> Problem description: Within this listing, how many lines carry the string "selection"? State the number only.

╭──

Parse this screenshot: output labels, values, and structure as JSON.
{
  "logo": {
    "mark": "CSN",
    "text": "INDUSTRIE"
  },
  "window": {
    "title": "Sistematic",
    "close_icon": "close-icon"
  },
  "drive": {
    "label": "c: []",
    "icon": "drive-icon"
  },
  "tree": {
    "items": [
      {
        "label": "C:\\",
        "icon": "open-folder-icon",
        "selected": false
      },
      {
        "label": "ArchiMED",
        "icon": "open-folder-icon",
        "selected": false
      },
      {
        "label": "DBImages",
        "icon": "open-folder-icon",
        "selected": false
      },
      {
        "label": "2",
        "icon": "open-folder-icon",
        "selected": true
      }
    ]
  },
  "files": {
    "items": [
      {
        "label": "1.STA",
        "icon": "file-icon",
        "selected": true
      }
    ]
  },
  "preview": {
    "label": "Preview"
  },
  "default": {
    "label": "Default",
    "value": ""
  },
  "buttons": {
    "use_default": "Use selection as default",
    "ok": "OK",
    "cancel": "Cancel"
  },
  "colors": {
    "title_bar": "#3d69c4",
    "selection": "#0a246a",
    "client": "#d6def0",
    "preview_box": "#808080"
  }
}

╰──

> Result of this task: 2